## HOW TO COMPLETE THIS TASK
Where in the data below does the word "Апплет" appear? Copy every line that has it.

[Records drawn from a dataset]
━━━
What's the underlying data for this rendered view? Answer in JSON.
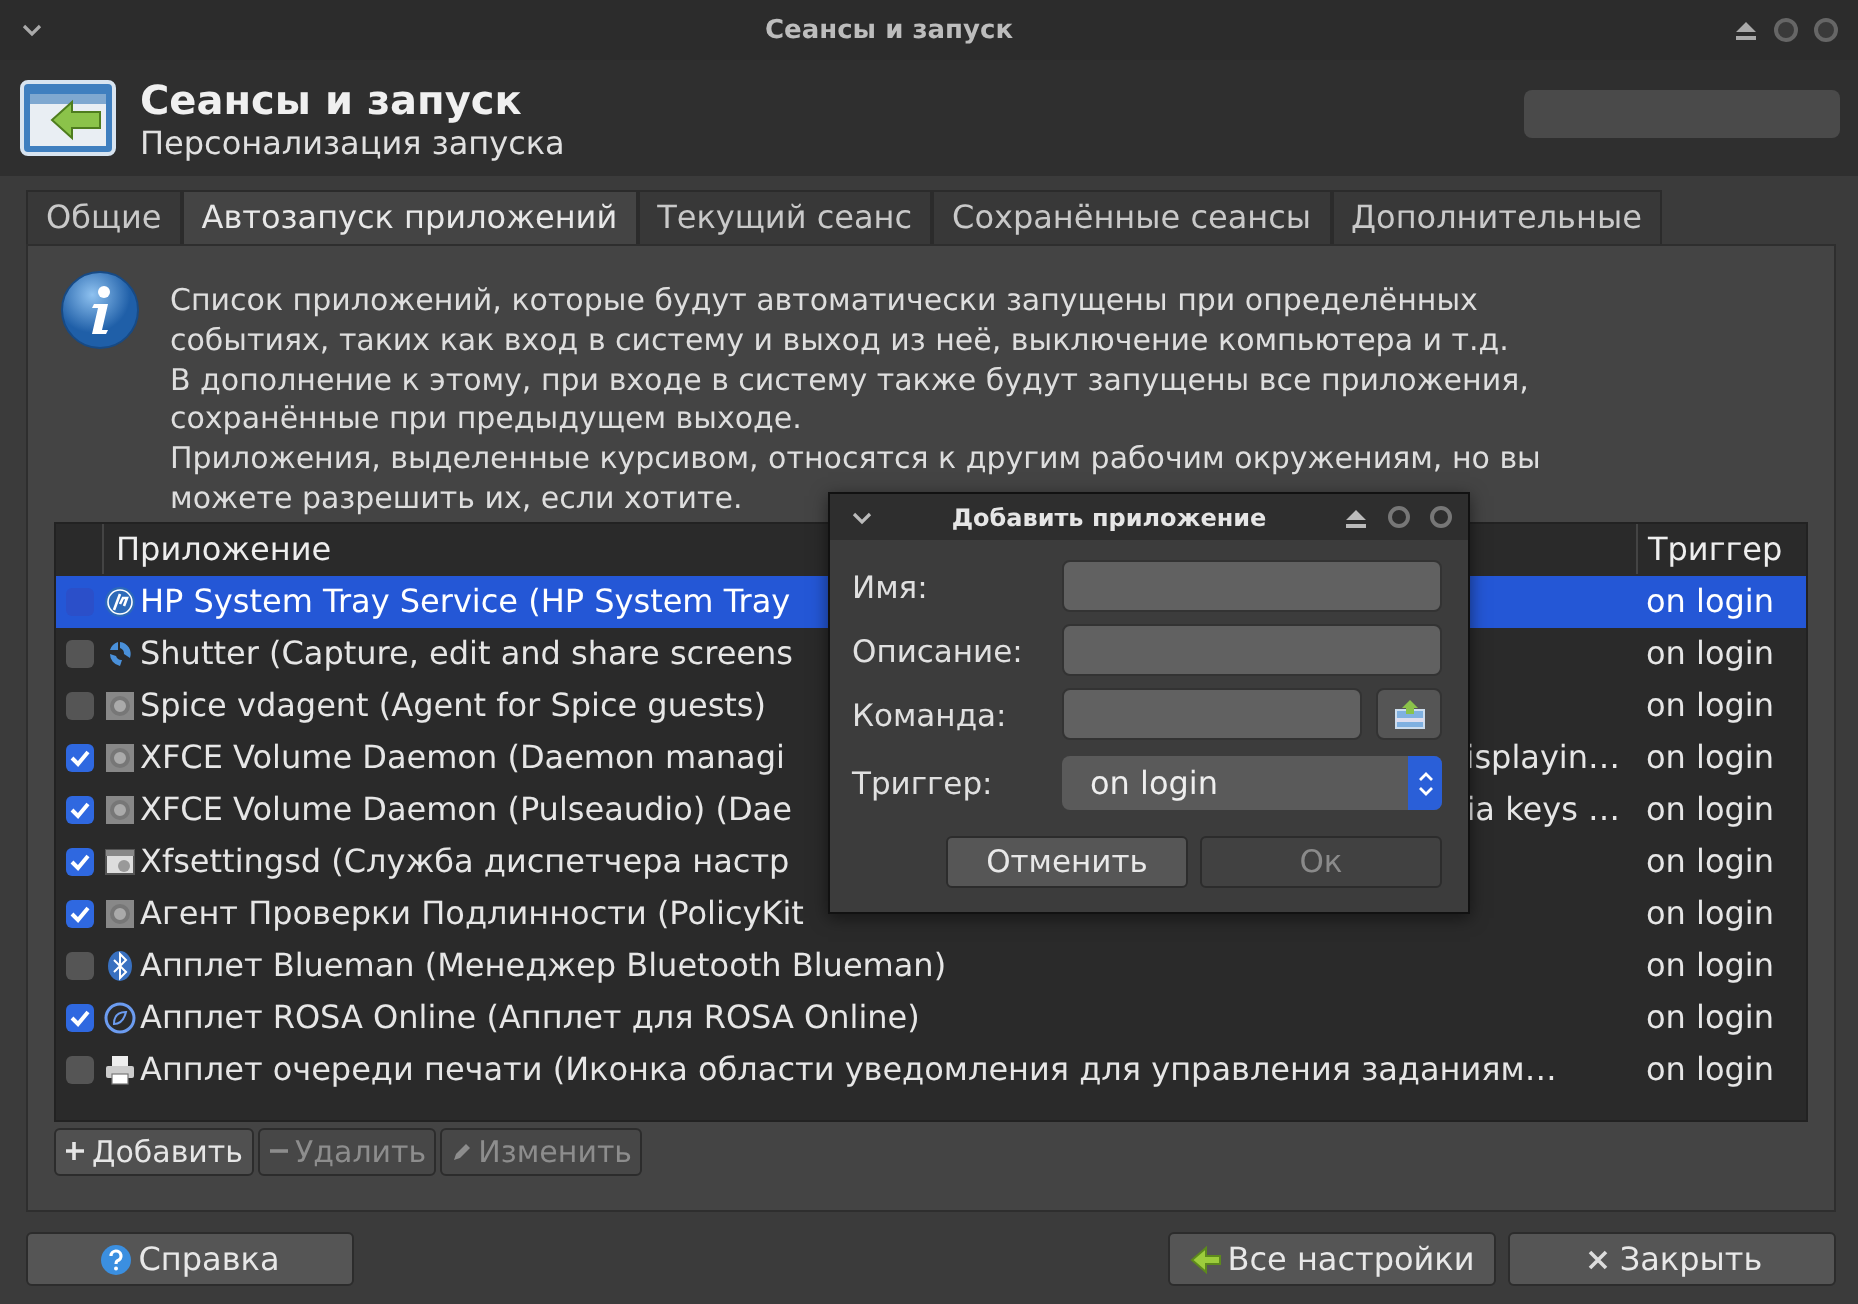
{
  "window": {
    "title": "Сеансы и запуск"
  },
  "header": {
    "title": "Сеансы и запуск",
    "subtitle": "Персонализация запуска"
  },
  "tabs": [
    {
      "label": "Общие",
      "selected": false
    },
    {
      "label": "Автозапуск приложений",
      "selected": true
    },
    {
      "label": "Текущий сеанс",
      "selected": false
    },
    {
      "label": "Сохранённые сеансы",
      "selected": false
    },
    {
      "label": "Дополнительные",
      "selected": false
    }
  ],
  "info": [
    "Список приложений, которые будут автоматически запущены при определённых",
    "событиях, таких как вход в систему и выход из неё, выключение компьютера и т.д.",
    "В дополнение к этому, при входе в систему также будут запущены все приложения,",
    "сохранённые при предыдущем выходе.",
    "Приложения, выделенные курсивом, относятся к другим рабочим окружениям, но вы",
    "можете разрешить их, если хотите."
  ],
  "table": {
    "columns": [
      "Приложение",
      "Триггер"
    ],
    "rows": [
      {
        "name": "HP System Tray Service (HP System Tray",
        "trigger": "on login",
        "checked": false,
        "selected": true
      },
      {
        "name": "Shutter (Capture, edit and share screens",
        "trigger": "on login",
        "checked": false,
        "selected": false
      },
      {
        "name": "Spice vdagent (Agent for Spice guests)",
        "trigger": "on login",
        "checked": false,
        "selected": false
      },
      {
        "name": "XFCE Volume Daemon (Daemon managi",
        "name_tail": "isplayin…",
        "trigger": "on login",
        "checked": true,
        "selected": false
      },
      {
        "name": "XFCE Volume Daemon (Pulseaudio) (Dae",
        "name_tail": "ia keys …",
        "trigger": "on login",
        "checked": true,
        "selected": false
      },
      {
        "name": "Xfsettingsd (Служба диспетчера настр",
        "trigger": "on login",
        "checked": true,
        "selected": false
      },
      {
        "name": "Агент Проверки Подлинности (PolicyKit",
        "trigger": "on login",
        "checked": true,
        "selected": false
      },
      {
        "name": "Апплет Blueman (Менеджер Bluetooth Blueman)",
        "trigger": "on login",
        "checked": false,
        "selected": false
      },
      {
        "name": "Апплет ROSA Online (Апплет для ROSA Online)",
        "trigger": "on login",
        "checked": true,
        "selected": false
      },
      {
        "name": "Апплет очереди печати (Иконка области уведомления для управления заданиям…",
        "trigger": "on login",
        "checked": false,
        "selected": false
      }
    ]
  },
  "list_buttons": [
    {
      "label": "Добавить",
      "kind": "add",
      "disabled": false
    },
    {
      "label": "Удалить",
      "kind": "remove",
      "disabled": true
    },
    {
      "label": "Изменить",
      "kind": "edit",
      "disabled": true
    }
  ],
  "footer_buttons": [
    {
      "label": "Справка",
      "kind": "help"
    },
    {
      "label": "Все настройки",
      "kind": "settings"
    },
    {
      "label": "Закрыть",
      "kind": "close"
    }
  ],
  "dialog": {
    "title": "Добавить приложение",
    "fields": [
      {
        "label": "Имя:",
        "kind": "text"
      },
      {
        "label": "Описание:",
        "kind": "text"
      },
      {
        "label": "Команда:",
        "kind": "file"
      },
      {
        "label": "Триггер:",
        "kind": "select",
        "value": "on login"
      }
    ],
    "buttons": [
      {
        "label": "Отменить",
        "disabled": false
      },
      {
        "label": "Ок",
        "disabled": true
      }
    ]
  }
}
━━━
## RESULT OF THIS TASK
        "name": "Апплет Blueman (Менеджер Bluetooth Blueman)",
        "name": "Апплет ROSA Online (Апплет для ROSA Online)",
        "name": "Апплет очереди печати (Иконка области уведомления для управления заданиям…",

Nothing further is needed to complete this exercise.